Tool 3: Reference class forecasting
The order in which I’m discussing these “basics of forecasting” reflects not so much their importance, as the order in which I tend to run through them when encountering a new question. (This might not be the optimal order, or even very good—but that should matter little if the waterline is indeed low.)
Using reference classes was actually part of the “training package” of the GJP. From the linked post comes the warning that “deciding what’s the proper reference class is not straightforward”. And in fact, this tool only applies in some cases, not systematically. One of our recently closed questions was “Will any government force gain control of the Somali town of Kismayo before 1 November 2012?”. Clearly, you could spend quite a while trying to figure out an appropriate reference class here. (In fact, this question also stands as a counter-example to the “Favor status quo” tool, and flipping the question around might not have been too useful either. All these tools require some discrimination.)

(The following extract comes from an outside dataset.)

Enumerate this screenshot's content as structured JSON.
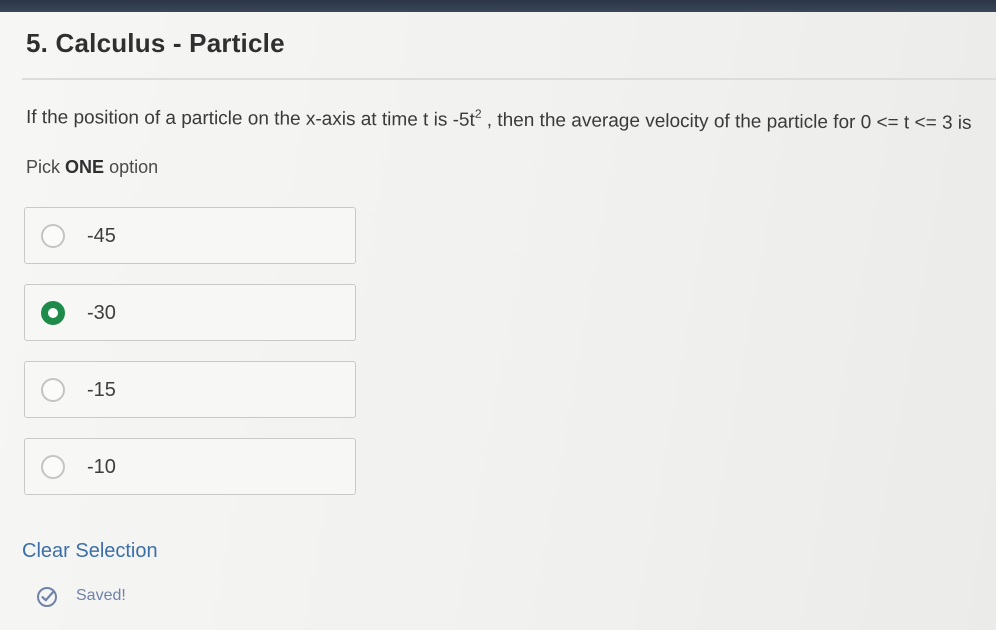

On the other hand, it came in rather handy in assessing the short-term question we got late september: “What change will occur in the FAO Food Price index during September 2012?”—with barely two weeks to go before the FAO was to post the updated index in early October. More generally, it’s a useful tool when you’re asked to make predictions regarding a numerical indicator, for which you can observe past data.
The FAO price data can be retrieved as a spreadsheet (.xsl download). Our forecast question divided the outcomes into four: A) an increase of 3% or more, B) an increase of less than 3%, C) a decrease of less than 3%, D) a decrease of more than 3%, E) “no change”—meaning a change too small to alter the value rounded to the nearest integer.
It’s not clear from the chart that there is any consistent seasonal variation. A change of 3% would have been about 6.4 points; since 8/2011 there had been four month-on-month changes of that magnitude, 3 decreases and 1 increase. Based on that reference class, the probability of a small change (B+C+E) came out to about 2⁄3. The probability for “no change” (E) to 1⁄12 - the August price was the same as the July price. The probability for an increase (A+B), roughly the same as for a decrease (C+D). My first-cut forecast allocated the probability mass as follows: 15/30/30/15/10.
However, I figured I did need to apply a correction, based on reports of a drought in the US that could lead to some food shortages. I took 10% probability mass from the “decrease” outcomes and allocated it to the “increase” outcomes. My final forecast was 20/35/25/10/10. I didn’t mess around with it any more than that. As it turned out, the actual outcome was B! My score was bettered by only 3 forecasters, out of a total of 9.
Next up: lines of retreat, ditching sunk costs, loss functions
This post has grown long enough, and I still have 3+ tools I want to cover. Stay tuned for Part 2!
1 The GJP is being run by Phil Tetlock, known for his “hedgehog and fox” analysis of forecasting. At that time I wasn’t aware of the competing groups—one of them, DAGGRE, is run by Robin Hanson (of OB fame) among others, which might have made it an appealing alternate choice if I’d know about it.
2 Unfortunately, the experimental condition Paul belonged to used a prediction market where forecasters played virtual money by “betting” on predictions; this makes it hard to translate the numbers he provides into probabilities. The general point is still interesting.